Chances are that if you’re a blogger, you use social media to help promote your new posts. Hashtagify.me takes the mystery out of finding popular hashtags for both Twitter and Instagram by tracking the current popularity, historical trends, current popular posts, and even related hashtags. If you want to write with viral potential in mind, check the most popular tweets for your chosen keyword, or perhaps try checking out the content of the most influential tweeters for the given hashtag.
8. Kindle Search
Amazon’s Kindle shop can be a surprisingly rewarding place to look for blog post ideas, even if it sounds a bit strange.
But if you think about it, people who would be willing to pay $1-$20 for something are surely looking for it for free online first, aren’t they?
That’s where you can swoop in.
By searching for your keywords in Kindle’s catalogue, you can quickly see what people really want to read – so much so that they’d be willing to pay real money for.
For example, these are the top results for the “yoga” category on Kindle as of now:
Even with just these top three books, you could have 10 or more potential blog post ideas like:
- The Fit Family: How to Keep Your Kids Fit with Yoga
- How to Get Unstoppable with Yoga in Just 15 Minutes a Day
- The 7 Life-Changing Habits of Yoga You Need to Try
I guarantee you that if you spend just 10-15 minutes a week looking over the week’s best sellers for a given category, you’ll never run out of blog post ideas.
9. Facebook Groups

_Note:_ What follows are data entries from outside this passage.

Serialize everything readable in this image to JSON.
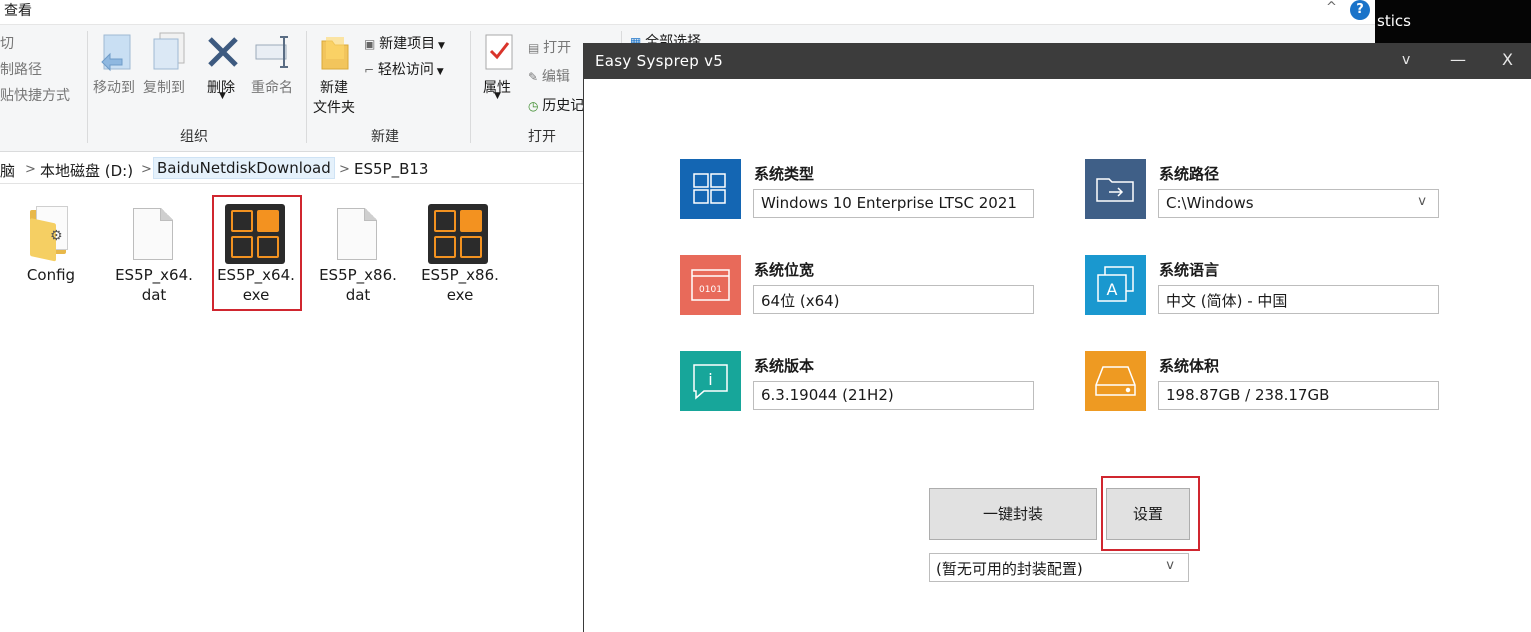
{
  "explorer": {
    "tab_view": "查看",
    "collapse_glyph": "^",
    "help_glyph": "?",
    "background_window_text": "stics",
    "ribbon": {
      "clipboard": {
        "cut": "切",
        "copy_path": "制路径",
        "paste_shortcut": "贴快捷方式"
      },
      "organize": {
        "move_to": "移动到",
        "copy_to": "复制到",
        "delete": "删除",
        "rename": "重命名",
        "group_label": "组织"
      },
      "new": {
        "new_folder_line1": "新建",
        "new_folder_line2": "文件夹",
        "new_item": "新建项目",
        "easy_access": "轻松访问",
        "group_label": "新建"
      },
      "open": {
        "properties": "属性",
        "open": "打开",
        "edit": "编辑",
        "history": "历史记",
        "group_label": "打开"
      },
      "select": {
        "select_all": "全部选择"
      }
    },
    "breadcrumb": [
      "脑",
      "本地磁盘 (D:)",
      "BaiduNetdiskDownload",
      "ES5P_B13"
    ],
    "files": [
      {
        "line1": "Config",
        "line2": "",
        "type": "folder"
      },
      {
        "line1": "ES5P_x64.",
        "line2": "dat",
        "type": "doc"
      },
      {
        "line1": "ES5P_x64.",
        "line2": "exe",
        "type": "exe",
        "selected": true
      },
      {
        "line1": "ES5P_x86.",
        "line2": "dat",
        "type": "doc"
      },
      {
        "line1": "ES5P_x86.",
        "line2": "exe",
        "type": "exe"
      }
    ]
  },
  "app": {
    "title": "Easy Sysprep v5",
    "controls": {
      "dropdown": "v",
      "minimize": "—",
      "close": "X"
    },
    "fields": {
      "sys_type": {
        "label": "系统类型",
        "value": "Windows 10 Enterprise LTSC 2021",
        "color": "#1466b3"
      },
      "sys_path": {
        "label": "系统路径",
        "value": "C:\\Windows",
        "color": "#3f5f87"
      },
      "sys_arch": {
        "label": "系统位宽",
        "value": "64位 (x64)",
        "color": "#e86a5a",
        "icon_text": "0101"
      },
      "sys_lang": {
        "label": "系统语言",
        "value": "中文 (简体) - 中国",
        "color": "#1a98cf",
        "icon_text": "A"
      },
      "sys_ver": {
        "label": "系统版本",
        "value": "6.3.19044 (21H2)",
        "color": "#17a69a",
        "icon_text": "i"
      },
      "sys_size": {
        "label": "系统体积",
        "value": "198.87GB / 238.17GB",
        "color": "#ee9a22"
      }
    },
    "dropdown_caret": "v",
    "one_click_button": "一键封装",
    "settings_button": "设置",
    "config_select": "(暂无可用的封装配置)"
  }
}
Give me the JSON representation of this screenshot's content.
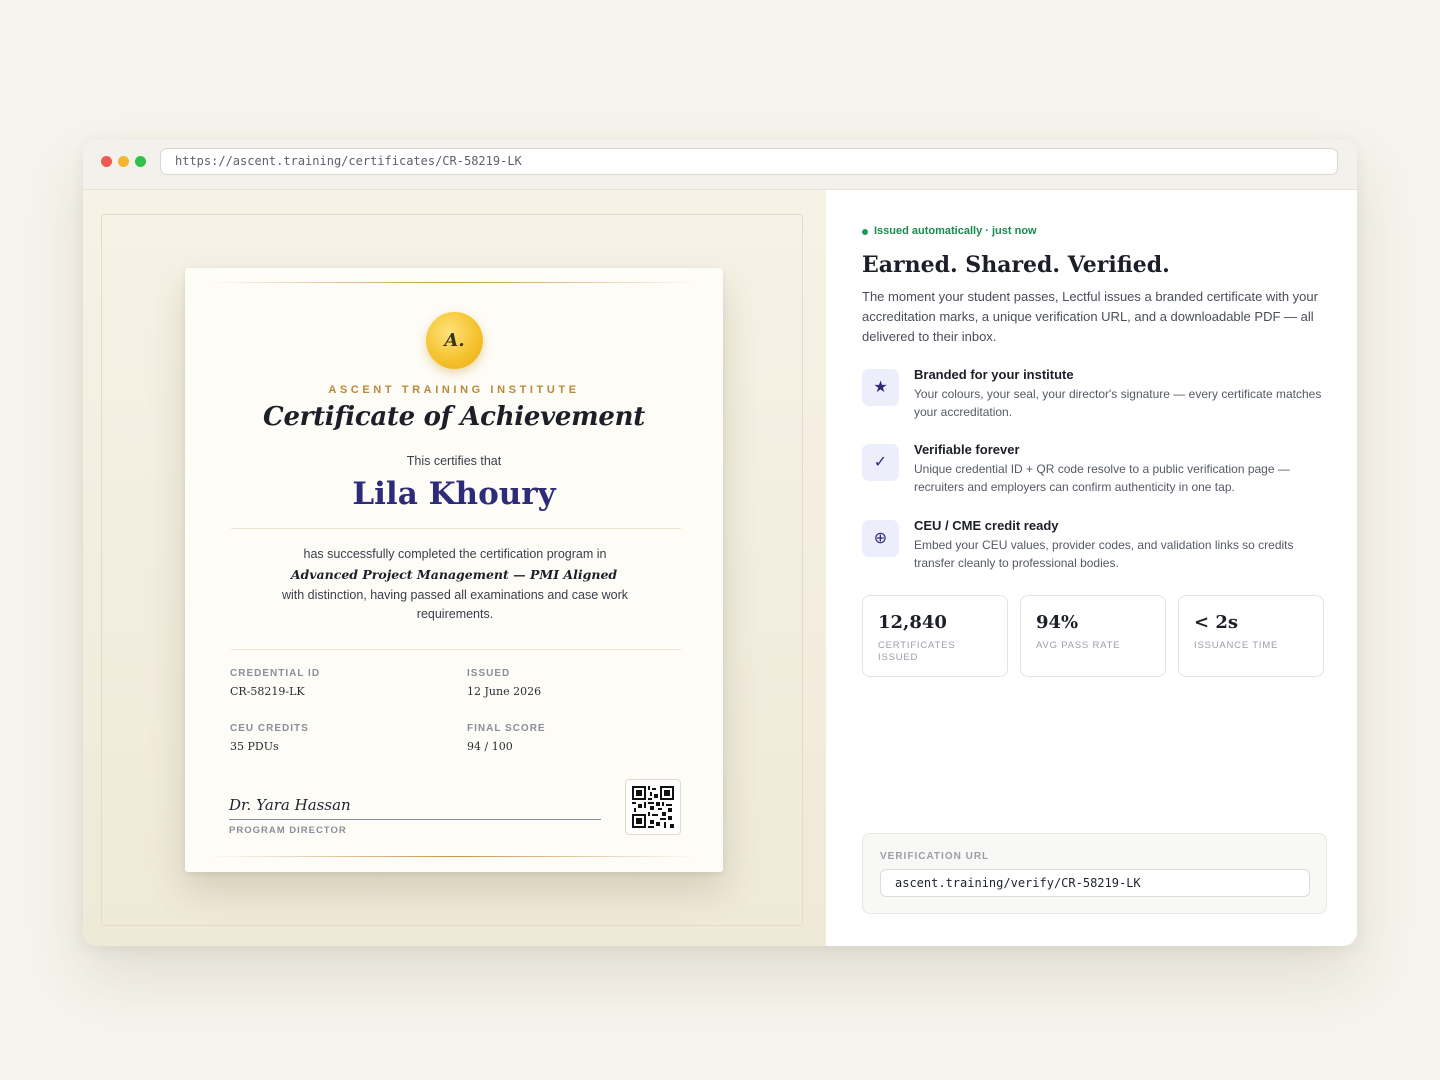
{
  "browser": {
    "url": "https://ascent.training/certificates/CR-58219-LK"
  },
  "certificate": {
    "seal_text": "A.",
    "institute": "ASCENT TRAINING INSTITUTE",
    "title": "Certificate of Achievement",
    "certifies": "This certifies that",
    "recipient": "Lila Khoury",
    "completed_text": "has successfully completed the certification program in",
    "program": "Advanced Project Management — PMI Aligned",
    "distinction_text": "with distinction, having passed all examinations and case work requirements.",
    "fields": [
      {
        "label": "CREDENTIAL ID",
        "value": "CR-58219-LK"
      },
      {
        "label": "ISSUED",
        "value": "12 June 2026"
      },
      {
        "label": "CEU CREDITS",
        "value": "35 PDUs"
      },
      {
        "label": "FINAL SCORE",
        "value": "94 / 100"
      }
    ],
    "signature": "Dr. Yara Hassan",
    "signature_role": "PROGRAM DIRECTOR",
    "qr_icon": "qr-code-icon"
  },
  "panel": {
    "status": "Issued automatically · just now",
    "status_color": "#1a9a56",
    "headline": "Earned. Shared. Verified.",
    "intro": "The moment your student passes, Lectful issues a branded certificate with your accreditation marks, a unique verification URL, and a downloadable PDF — all delivered to their inbox.",
    "features": [
      {
        "icon": "star-icon",
        "glyph": "★",
        "title": "Branded for your institute",
        "desc": "Your colours, your seal, your director's signature — every certificate matches your accreditation."
      },
      {
        "icon": "check-icon",
        "glyph": "✓",
        "title": "Verifiable forever",
        "desc": "Unique credential ID + QR code resolve to a public verification page — recruiters and employers can confirm authenticity in one tap."
      },
      {
        "icon": "plus-circle-icon",
        "glyph": "⊕",
        "title": "CEU / CME credit ready",
        "desc": "Embed your CEU values, provider codes, and validation links so credits transfer cleanly to professional bodies."
      }
    ],
    "stats": [
      {
        "value": "12,840",
        "label": "CERTIFICATES ISSUED"
      },
      {
        "value": "94%",
        "label": "AVG PASS RATE"
      },
      {
        "value": "< 2s",
        "label": "ISSUANCE TIME"
      }
    ],
    "verification": {
      "label": "VERIFICATION URL",
      "value": "ascent.training/verify/CR-58219-LK"
    }
  },
  "colors": {
    "accent": "#2e2b78",
    "gold": "#c4964a",
    "background": "#f6f3ec"
  }
}
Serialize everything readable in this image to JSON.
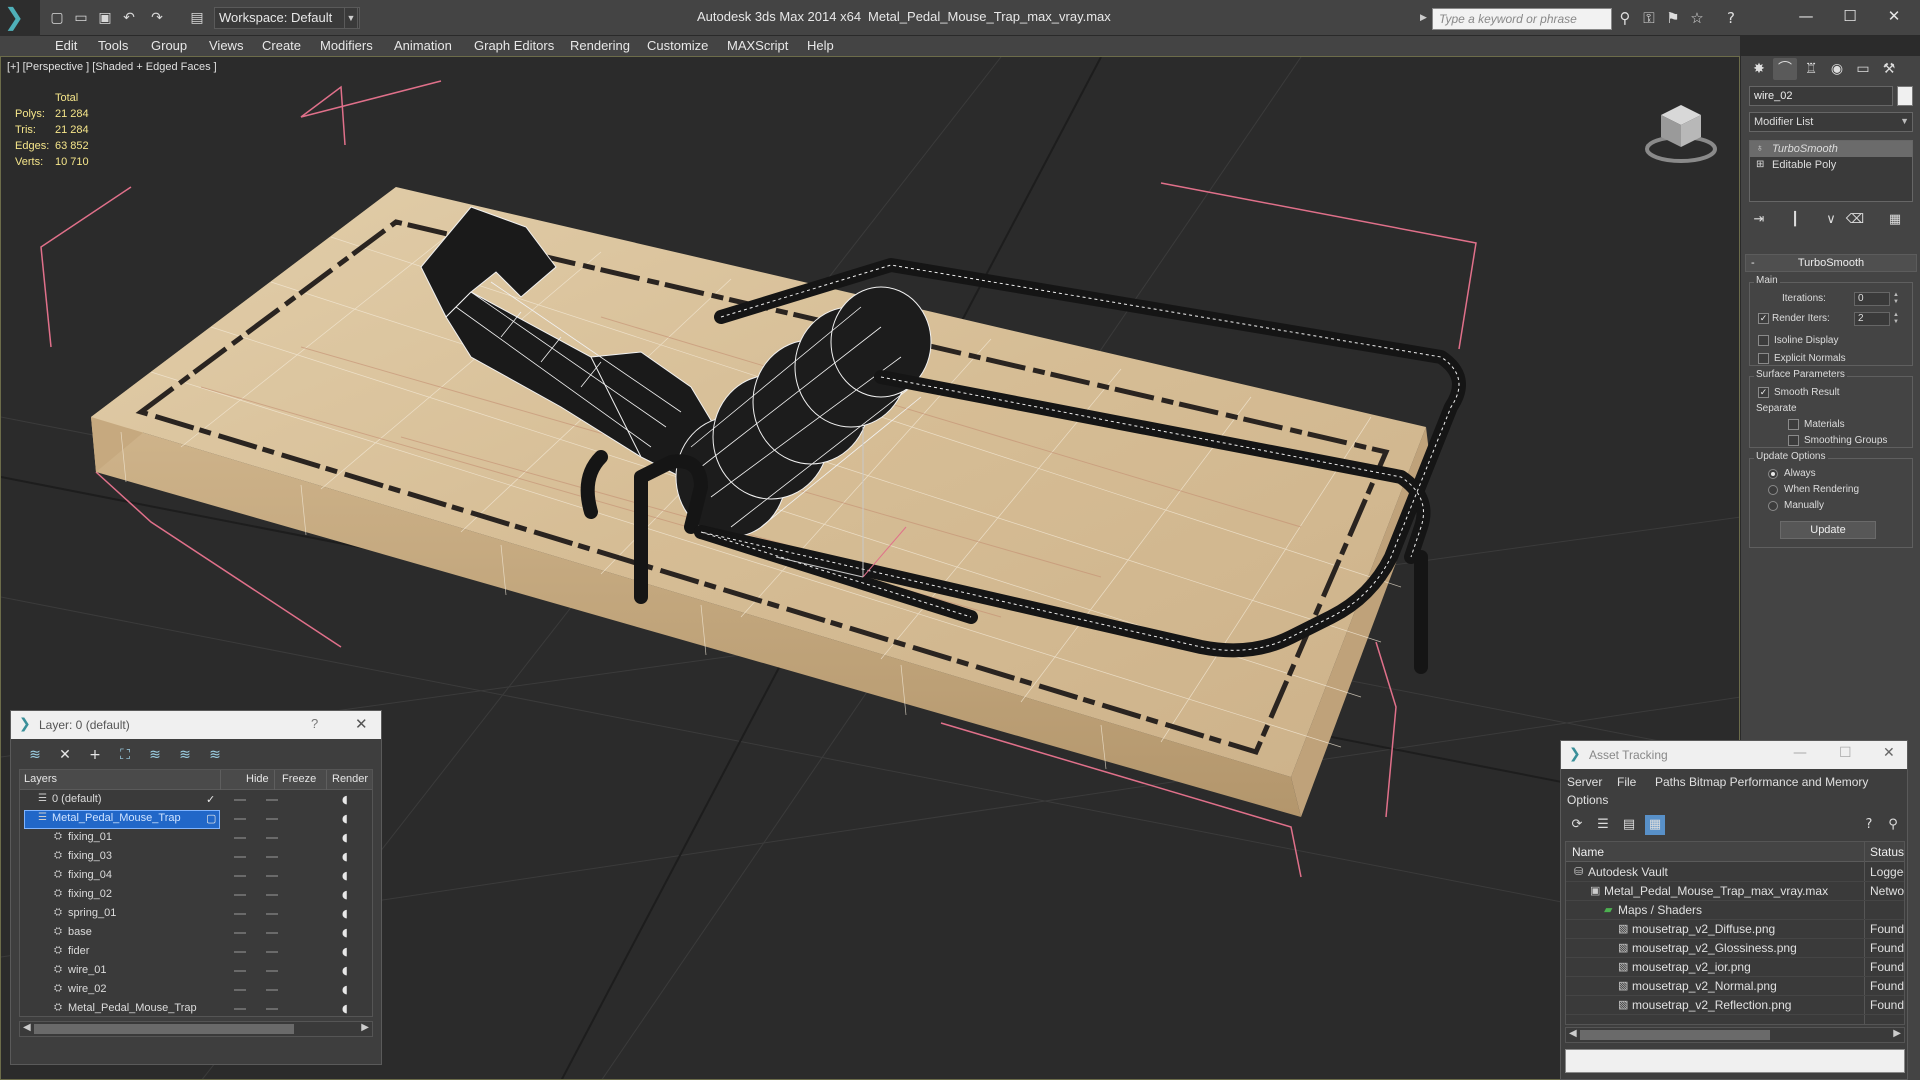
{
  "app": {
    "title": "Autodesk 3ds Max  2014 x64",
    "file_name": "Metal_Pedal_Mouse_Trap_max_vray.max"
  },
  "toolbar": {
    "workspace_label": "Workspace: Default",
    "search_placeholder": "Type a keyword or phrase"
  },
  "menu": [
    "Edit",
    "Tools",
    "Group",
    "Views",
    "Create",
    "Modifiers",
    "Animation",
    "Graph Editors",
    "Rendering",
    "Customize",
    "MAXScript",
    "Help"
  ],
  "viewport": {
    "label": "[+] [Perspective ] [Shaded + Edged Faces ]",
    "stats_header": "Total",
    "stats": [
      {
        "key": "Polys:",
        "value": "21 284"
      },
      {
        "key": "Tris:",
        "value": "21 284"
      },
      {
        "key": "Edges:",
        "value": "63 852"
      },
      {
        "key": "Verts:",
        "value": "10 710"
      }
    ],
    "colors": {
      "wood_light": "#d9c4a0",
      "wood_dark": "#b89a72",
      "wire": "#1a1a1a",
      "bbox": "#e0708a",
      "grid": "#3a3a3a"
    }
  },
  "command_panel": {
    "object_name": "wire_02",
    "modifier_list": "Modifier List",
    "stack": [
      {
        "label": "TurboSmooth",
        "selected": true
      },
      {
        "label": "Editable Poly",
        "selected": false
      }
    ],
    "rollout_title": "TurboSmooth",
    "main_group": "Main",
    "iterations_label": "Iterations:",
    "iterations_value": "0",
    "render_iters_label": "Render Iters:",
    "render_iters_value": "2",
    "isoline_label": "Isoline Display",
    "explicit_normals_label": "Explicit Normals",
    "surface_group": "Surface Parameters",
    "smooth_result_label": "Smooth Result",
    "separate_label": "Separate",
    "materials_label": "Materials",
    "smoothing_groups_label": "Smoothing Groups",
    "update_group": "Update Options",
    "always_label": "Always",
    "when_rendering_label": "When Rendering",
    "manually_label": "Manually",
    "update_button": "Update"
  },
  "layer_window": {
    "title": "Layer: 0 (default)",
    "help": "?",
    "columns": [
      "Layers",
      "Hide",
      "Freeze",
      "Render"
    ],
    "rows": [
      {
        "name": "0 (default)",
        "indent": 1,
        "selected": false,
        "active": true
      },
      {
        "name": "Metal_Pedal_Mouse_Trap",
        "indent": 1,
        "selected": true,
        "active": false
      },
      {
        "name": "fixing_01",
        "indent": 2,
        "selected": false,
        "active": false
      },
      {
        "name": "fixing_03",
        "indent": 2,
        "selected": false,
        "active": false
      },
      {
        "name": "fixing_04",
        "indent": 2,
        "selected": false,
        "active": false
      },
      {
        "name": "fixing_02",
        "indent": 2,
        "selected": false,
        "active": false
      },
      {
        "name": "spring_01",
        "indent": 2,
        "selected": false,
        "active": false
      },
      {
        "name": "base",
        "indent": 2,
        "selected": false,
        "active": false
      },
      {
        "name": "fider",
        "indent": 2,
        "selected": false,
        "active": false
      },
      {
        "name": "wire_01",
        "indent": 2,
        "selected": false,
        "active": false
      },
      {
        "name": "wire_02",
        "indent": 2,
        "selected": false,
        "active": false
      },
      {
        "name": "Metal_Pedal_Mouse_Trap",
        "indent": 2,
        "selected": false,
        "active": false
      }
    ]
  },
  "asset_window": {
    "title": "Asset Tracking",
    "menu_row1": [
      "Server",
      "File",
      "Paths",
      "Bitmap Performance and Memory"
    ],
    "menu_row2": [
      "Options"
    ],
    "columns": [
      "Name",
      "Status"
    ],
    "rows": [
      {
        "name": "Autodesk Vault",
        "indent": 1,
        "icon": "vault",
        "status": "Logged"
      },
      {
        "name": "Metal_Pedal_Mouse_Trap_max_vray.max",
        "indent": 2,
        "icon": "max-file",
        "status": "Networ"
      },
      {
        "name": "Maps / Shaders",
        "indent": 3,
        "icon": "folder",
        "status": ""
      },
      {
        "name": "mousetrap_v2_Diffuse.png",
        "indent": 4,
        "icon": "image",
        "status": "Found"
      },
      {
        "name": "mousetrap_v2_Glossiness.png",
        "indent": 4,
        "icon": "image",
        "status": "Found"
      },
      {
        "name": "mousetrap_v2_ior.png",
        "indent": 4,
        "icon": "image",
        "status": "Found"
      },
      {
        "name": "mousetrap_v2_Normal.png",
        "indent": 4,
        "icon": "image",
        "status": "Found"
      },
      {
        "name": "mousetrap_v2_Reflection.png",
        "indent": 4,
        "icon": "image",
        "status": "Found"
      }
    ]
  }
}
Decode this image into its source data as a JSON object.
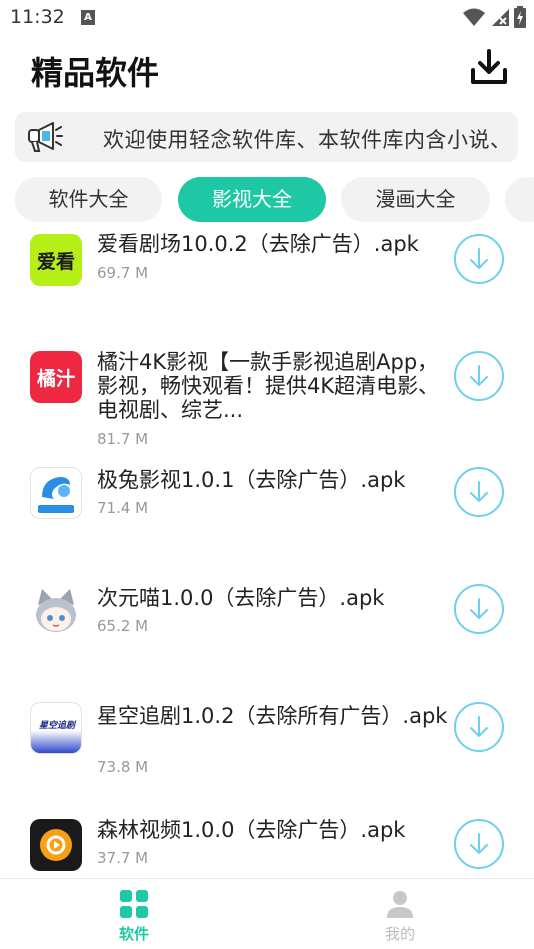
{
  "status_bar": {
    "time": "11:32",
    "badge": "A"
  },
  "header": {
    "title": "精品软件"
  },
  "notice": {
    "text": "欢迎使用轻念软件库、本软件库内含小说、"
  },
  "tabs": [
    {
      "label": "软件大全",
      "active": false
    },
    {
      "label": "影视大全",
      "active": true
    },
    {
      "label": "漫画大全",
      "active": false
    }
  ],
  "apps": [
    {
      "name": "爱看剧场10.0.2（去除广告）.apk",
      "size": "69.7 M",
      "icon_text": "爱看",
      "icon": "aikan-icon"
    },
    {
      "name": "橘汁4K影视【一款手影视追剧App，影视，畅快观看！提供4K超清电影、电视剧、综艺...",
      "size": "81.7 M",
      "icon_text": "橘汁",
      "icon": "juzhi-icon"
    },
    {
      "name": "极兔影视1.0.1（去除广告）.apk",
      "size": "71.4 M",
      "icon_text": "",
      "icon": "jitu-icon"
    },
    {
      "name": "次元喵1.0.0（去除广告）.apk",
      "size": "65.2 M",
      "icon_text": "",
      "icon": "ciyuanmiao-icon"
    },
    {
      "name": "星空追剧1.0.2（去除所有广告）.apk",
      "size": "73.8 M",
      "icon_text": "星空追剧",
      "icon": "xingkong-icon"
    },
    {
      "name": "森林视频1.0.0（去除广告）.apk",
      "size": "37.7 M",
      "icon_text": "",
      "icon": "senlin-icon"
    }
  ],
  "bottom_nav": [
    {
      "label": "软件",
      "active": true
    },
    {
      "label": "我的",
      "active": false
    }
  ],
  "colors": {
    "accent": "#1ec8a5",
    "download_ring": "#6ed0ee",
    "inactive": "#c8c8c8"
  }
}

Facebook groups are one of the most straightforward ways to uncover potential post ideas. If you know where your ideal reader is likely to hang out, you can interact with them directly through Facebook groups. What kinds of things do they post? Do they have any recurring questions, complaints, or stumbling blocks?
Try to add value to the groups by answering any questions or referring them to any useful resources – maybe even your own. Just be sure not to sell to them directly. Don’t be that girl (or guy).
10. Competitor Sites
And last but not least, one powerful resource for getting high-performing post ideas is from other blogs in your niche. While you should never, ever steal content or come across as a “me too” blogger, others in your niche will often create a post that get people talking. Why not get in on the conversation?
Start by taking a look at other blogs in your sphere or even those you look up to. Oftentimes they’ll have their most popular posts in a sidebar or in the main menu, so start by looking over those. Is there any point you felt like you heavily disagreed, or wanted to share your personal experience with something? These might be good starting points for a potential future post.
Likewise, look at the comments. Are there any points where a reader asks for further information that the author doesn’t provide? Do they have any unique or challenging ideas that you want to build on?
No matter what angle you take, try to link back to the original post that inspired yours. Not only will this keep the conversation open, but might help you rub elbows with that post’s author and encourage others to interact with you.
Have you all tried any of these tactics for finding new post ideas? Which was your favourite? Be sure to let me know in the comments, and be sure to share your own favourite methods too!